Name: The Hunt for Nessie
Destination: Loch Ness
Distance: 227 metres (underwater)
Vehicles: Motorised bathtubs
There’s a monster out there. It’s time we found it.
In 2018 the Scottish Government reopened the files on the Loch Ness Monster. Ever since 1933 when someone mistook driftwood for a triple-humped monster with a long neck people have been enchanted in the mystery. In over 80 years of serious searching no one has found so much as a welly boot. Of course we all know it exists, it’s just that no one has gone about it the right way. It’s time we sorted this. It’s time to send in T.U.B.S.
A new force in underwater exploration
Granted, our rivals in the field have had a few successes. Titanic, The Mary Rose, Bismarck to name a few. BUT, still no one has conquered the biggest prize in underwater exploration. Nessie, The Loch Ness Monster.
The finders fee must be pretty epic by now so Extreme Trifle has diverted a weekend’s beer money to launch Transglobal Underwater Beast Solutions (TUBS).
A question of tactics
Every attempt to locate Nessie in recent times has relied on one thing. Sonar. This is clearly bonkers. It is a well known fact that Monsters do not eat sound waves. They eat people, especially children. What we need to entice the beast from the deep is some good old fashioned bait. What could be more attractive to a peckish prehistoric beast than some vulnerable members of the public enjoying a relaxing bath.
Anyone who’s watched Jaws/Piranha/Zombeavers knows that predators like quick and tasty and preferably stupid. Why munch through the hull of a cross channel ferry when you can scoff someone serving themselves up in a plastic bowl.
Time to make waves
The T.U.B.S project has been shrouded in the sort of secrecy associated with a Trump out of court settlement. If word had got out we would have had to pull the plug and having lost a prototype tub during testing because of pulling a plug we’re relieved to have got to launch date without being compromised.
The shakedown tests are complete and it’s time to make waves though nothing too big as a passing swan could probably sink us.
A feeling of calm and well being is all part of the bath tub experience.
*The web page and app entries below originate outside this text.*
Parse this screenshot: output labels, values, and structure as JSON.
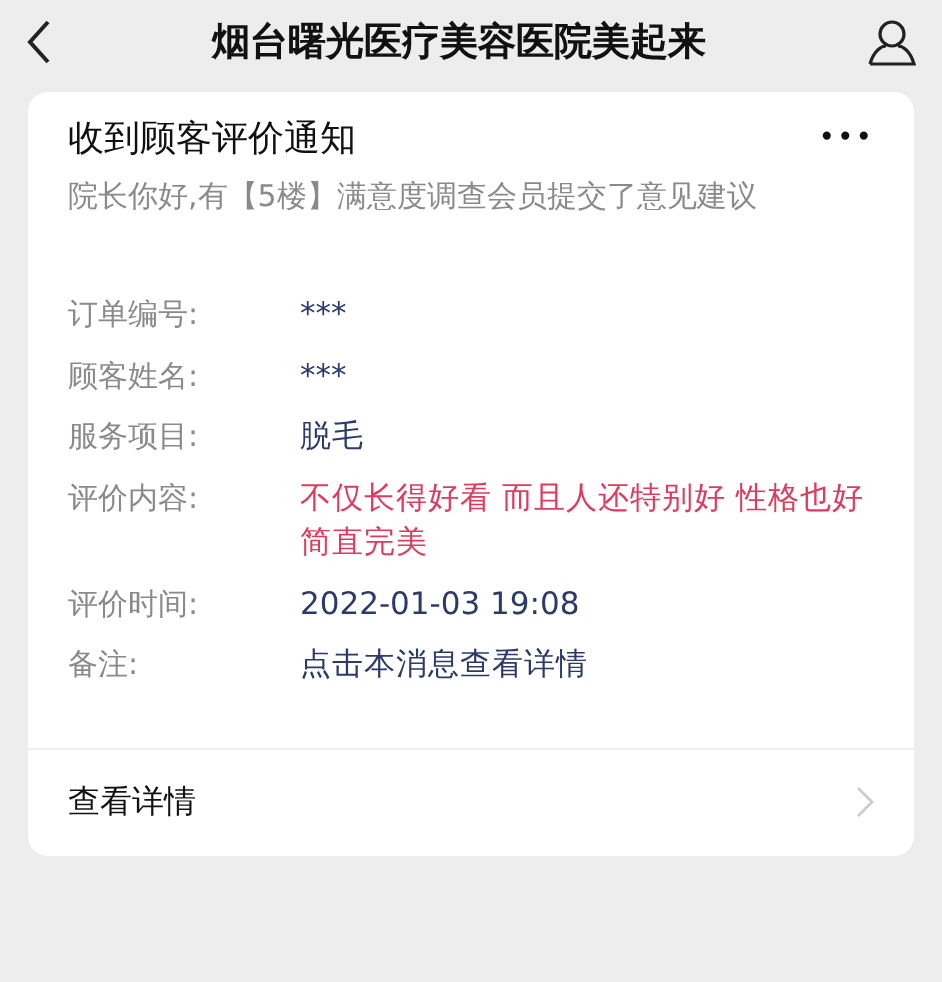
{
  "header": {
    "title": "烟台曙光医疗美容医院美起来"
  },
  "card": {
    "title": "收到顾客评价通知",
    "more": "•••",
    "description": "院长你好,有【5楼】满意度调查会员提交了意见建议",
    "fields": [
      {
        "label": "订单编号:",
        "kind": "normal",
        "lines": [
          "***"
        ]
      },
      {
        "label": "顾客姓名:",
        "kind": "normal",
        "lines": [
          "***"
        ]
      },
      {
        "label": "服务项目:",
        "kind": "normal",
        "lines": [
          "脱毛"
        ]
      },
      {
        "label": "评价内容:",
        "kind": "highlight",
        "lines": [
          "不仅长得好看 而且人还特别好 性格也好",
          "简直完美"
        ]
      },
      {
        "label": "评价时间:",
        "kind": "normal",
        "lines": [
          "2022-01-03 19:08"
        ]
      },
      {
        "label": "备注:",
        "kind": "normal",
        "lines": [
          "点击本消息查看详情"
        ]
      }
    ],
    "footer_link": "查看详情"
  }
}
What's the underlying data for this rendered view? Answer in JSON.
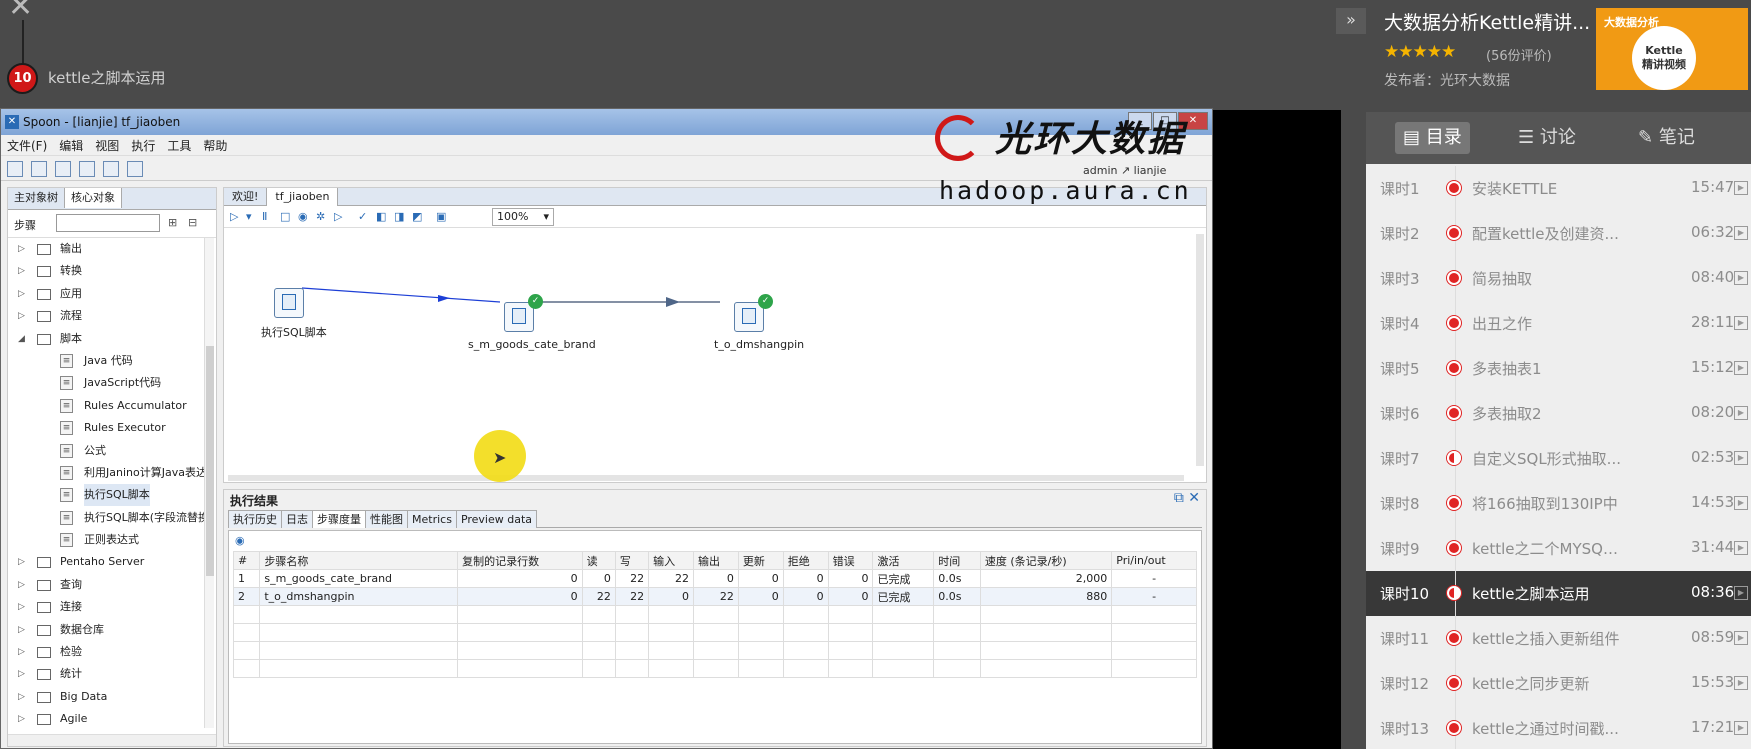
{
  "player": {
    "lesson_number": "10",
    "lesson_title": "kettle之脚本运用"
  },
  "course": {
    "title": "大数据分析Kettle精讲...",
    "stars": "★★★★★",
    "rating": "(56份评价)",
    "publisher": "发布者：光环大数据",
    "thumb_tag": "大数据分析",
    "thumb_line1": "Kettle",
    "thumb_line2": "精讲视频",
    "tabs": {
      "catalog": "目录",
      "discuss": "讨论",
      "notes": "笔记"
    },
    "lessons": [
      {
        "num": "课时1",
        "name": "安装KETTLE",
        "dur": "15:47"
      },
      {
        "num": "课时2",
        "name": "配置kettle及创建资...",
        "dur": "06:32"
      },
      {
        "num": "课时3",
        "name": "简易抽取",
        "dur": "08:40"
      },
      {
        "num": "课时4",
        "name": "出丑之作",
        "dur": "28:11"
      },
      {
        "num": "课时5",
        "name": "多表抽表1",
        "dur": "15:12"
      },
      {
        "num": "课时6",
        "name": "多表抽取2",
        "dur": "08:20"
      },
      {
        "num": "课时7",
        "name": "自定义SQL形式抽取...",
        "dur": "02:53"
      },
      {
        "num": "课时8",
        "name": "将166抽取到130IP中",
        "dur": "14:53"
      },
      {
        "num": "课时9",
        "name": "kettle之二个MYSQL...",
        "dur": "31:44"
      },
      {
        "num": "课时10",
        "name": "kettle之脚本运用",
        "dur": "08:36"
      },
      {
        "num": "课时11",
        "name": "kettle之插入更新组件",
        "dur": "08:59"
      },
      {
        "num": "课时12",
        "name": "kettle之同步更新",
        "dur": "15:53"
      },
      {
        "num": "课时13",
        "name": "kettle之通过时间戳...",
        "dur": "17:21"
      }
    ]
  },
  "watermark": {
    "cn": "光环大数据",
    "url": "hadoop.aura.cn",
    "user": "admin ↗ lianjie"
  },
  "spoon": {
    "title": "Spoon - [lianjie] tf_jiaoben",
    "menu": [
      "文件(F)",
      "编辑",
      "视图",
      "执行",
      "工具",
      "帮助"
    ],
    "left_tabs": [
      "主对象树",
      "核心对象"
    ],
    "search_label": "步骤",
    "tree": [
      {
        "label": "输出",
        "type": "folder"
      },
      {
        "label": "转换",
        "type": "folder"
      },
      {
        "label": "应用",
        "type": "folder"
      },
      {
        "label": "流程",
        "type": "folder"
      },
      {
        "label": "脚本",
        "type": "folder-open"
      },
      {
        "label": "Java 代码",
        "type": "child"
      },
      {
        "label": "JavaScript代码",
        "type": "child"
      },
      {
        "label": "Rules Accumulator",
        "type": "child"
      },
      {
        "label": "Rules Executor",
        "type": "child"
      },
      {
        "label": "公式",
        "type": "child"
      },
      {
        "label": "利用Janino计算Java表达",
        "type": "child"
      },
      {
        "label": "执行SQL脚本",
        "type": "child-sel"
      },
      {
        "label": "执行SQL脚本(字段流替换",
        "type": "child"
      },
      {
        "label": "正则表达式",
        "type": "child"
      },
      {
        "label": "Pentaho Server",
        "type": "folder"
      },
      {
        "label": "查询",
        "type": "folder"
      },
      {
        "label": "连接",
        "type": "folder"
      },
      {
        "label": "数据仓库",
        "type": "folder"
      },
      {
        "label": "检验",
        "type": "folder"
      },
      {
        "label": "统计",
        "type": "folder"
      },
      {
        "label": "Big Data",
        "type": "folder"
      },
      {
        "label": "Agile",
        "type": "folder"
      }
    ],
    "editor_tabs": [
      "欢迎!",
      "tf_jiaoben"
    ],
    "zoom": "100%",
    "steps": {
      "sql": "执行SQL脚本",
      "source": "s_m_goods_cate_brand",
      "target": "t_o_dmshangpin"
    },
    "results": {
      "title": "执行结果",
      "tabs": [
        "执行历史",
        "日志",
        "步骤度量",
        "性能图",
        "Metrics",
        "Preview data"
      ],
      "columns": [
        "#",
        "步骤名称",
        "复制的记录行数",
        "读",
        "写",
        "输入",
        "输出",
        "更新",
        "拒绝",
        "错误",
        "激活",
        "时间",
        "速度 (条记录/秒)",
        "Pri/in/out"
      ],
      "rows": [
        [
          "1",
          "s_m_goods_cate_brand",
          "0",
          "0",
          "22",
          "22",
          "0",
          "0",
          "0",
          "0",
          "已完成",
          "0.0s",
          "2,000",
          "-"
        ],
        [
          "2",
          "t_o_dmshangpin",
          "0",
          "22",
          "22",
          "0",
          "22",
          "0",
          "0",
          "0",
          "已完成",
          "0.0s",
          "880",
          "-"
        ]
      ]
    }
  }
}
Maybe for you a lychee scrub infused with coconut oil is where it’s at. For us it’s SAE140 in the gearbox and a good quality 2-stroke marine oil at a 10:1 mix in the engine. With that ratio of oil and 1940’s engine technology there is a good chance we’ll find Nessie floating on her side in a rainbow oil slick of Deepwater Horizon proportions. That would be a shame as they’d probably hold back the finder’s fee.
Sink or swim
They say Loch Ness is more like a sea crossing than a lake. The stats are not favourable. During testing we’ve had a 33% failure rate which admittedly is not within Royal Navy tolerances but as all members of the team are expendable that’ll do.
So, without delay we must put T.U.B.S in to action. Fame and fortune is within our grasp. Let’s just hope we don’t end up with a pube on the soap.